For more than two miles along the hushed street, children on bicycles and old men waving American flags waited.

Outside St. John Fisher Catholic Church, in the grassy yards of strangers, hundreds more waited.

And when the flag-draped coffin of Chicago firefighter Christopher Wheatley arrived on Engine 5, they honored him.

The bagpipes fell silent. The salutes held strong. The tears flowed.

One by one, the pallbearers lifted Wheatley’s coffin and carried it into the church. Behind them, Wheatley’s family — holding hands and crying softly — followed.

When Wheatley became a firefighter two years ago, after eight years as a paramedic, his mother, Mary, worried about her only son, the Rev. Thomas Mulcrone told the packed church of more than 1,000 at the funeral Mass on Friday. Fire officials estimated an additional 2,000 — from across the Chicago area and as far as New York and Boston — listened through loudspeakers outside.

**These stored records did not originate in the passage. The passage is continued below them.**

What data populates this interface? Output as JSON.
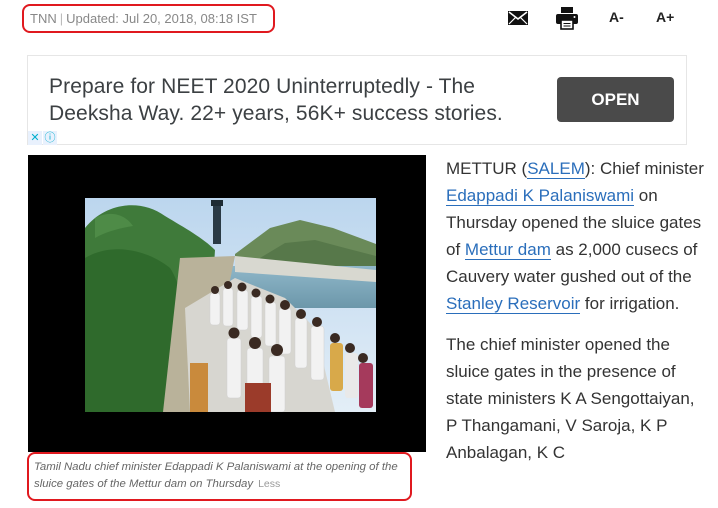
{
  "byline": {
    "source": "TNN",
    "separator": "|",
    "updated": "Updated: Jul 20, 2018, 08:18 IST"
  },
  "toolbar": {
    "font_decrease": "A-",
    "font_increase": "A+",
    "mail_icon": "mail-icon",
    "print_icon": "print-icon"
  },
  "ad": {
    "text": "Prepare for NEET 2020 Uninterruptedly - The Deeksha Way. 22+ years, 56K+ success stories.",
    "button": "OPEN",
    "close_glyph": "✕",
    "info_glyph": "ⓘ"
  },
  "photo": {
    "caption": "Tamil Nadu chief minister Edappadi K Palaniswami at the opening of the sluice gates of the Mettur dam on Thursday",
    "less": "Less"
  },
  "article": {
    "p1": {
      "t0": "METTUR (",
      "link_salem": "SALEM",
      "t1": "): Chief minister ",
      "link_cm": "Edappadi K Palaniswami",
      "t2": " on Thursday opened the sluice gates of ",
      "link_dam": "Mettur dam",
      "t3": " as 2,000 cusecs of Cauvery water gushed out of the ",
      "link_reservoir": "Stanley Reservoir",
      "t4": " for irrigation."
    },
    "p2": "The chief minister opened the sluice gates in the presence of state ministers K A Sengottaiyan, P Thangamani, V Saroja, K P Anbalagan, K C"
  }
}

“I want you to tell (your chief) you can’t do anything dangerous, and if he asks why, tell him your mother said so,” his mother had told him.

But Wheatley, who as a boy would painstakingly line up his toy firetrucks and firefighters so not a one was crooked, loved being a firefighter. He exuded a passion for his job, for running into a burning building when those inside were running out.

“Chris was the type of firefighter you wanted sitting next to you at the kitchen table, and he was definitely the guy you wanted with you when you were crawling down the hallway and the fire was rolling across the ceiling overhead,” Mulcrone said.

He exemplified all the qualities of a firefighter and paramedic — pride, respect, courtesy, teacher, helper, worker — said fire Commissioner Robert Hoff, whose firefighter father imparted that list to him before he was killed in the line of duty.

Wheatley, who grew up in Lemont and played Little League baseball, died when he slipped off a fire-escape ladder at a West Loop restaurant Monday. He was weighed down by more than 40 pounds of equipment when he fell to his death.

“Rest in peace, brother,” Hoff said.

Wheatley, 31, is the first Chicago firefighter to die battling a blaze in more than a decade.

During the Mass, the International Association of Fire Fighters awarded Wheatley’s family — his mother, father Daniel, sister Kim Skubic, brother-in-law Chris Skubic and fiancee Jessica Roberts — the medal of honor.

The night of his death, Wheatley’s mother said the loss of her son is a hole that can never be filled.

As devoted as he was to the department, and as committed as he was to his favorite football team, above all else, Wheatley loved his family.

“And how he loved you, Jessica,” Mulcrone said.

Nearly everything Wheatley owned, including the tailgating grill his fiancee helped him score, sported the Chicago Bears logo. It seemed only fitting that when Truck 2 arrived at the church Friday morning, resting on top was a Bears flower arrangement.

“Chris is finding out the gates of heaven are not blue and orange,” said Timothy Mannix, Wheatley’s cousin and godfather.

The miles-long procession to the cemetery included more than 20 firetrucks from throughout the Chicago area and a line of cars flying miniature Bears flags. As they passed, firefighters flanked both sides of the street and saluted a final time.

As Engine 5, Wheatley’s engine, turned the corner, the sun caught light of words emblazoned on the side: “We’re here when you need us.”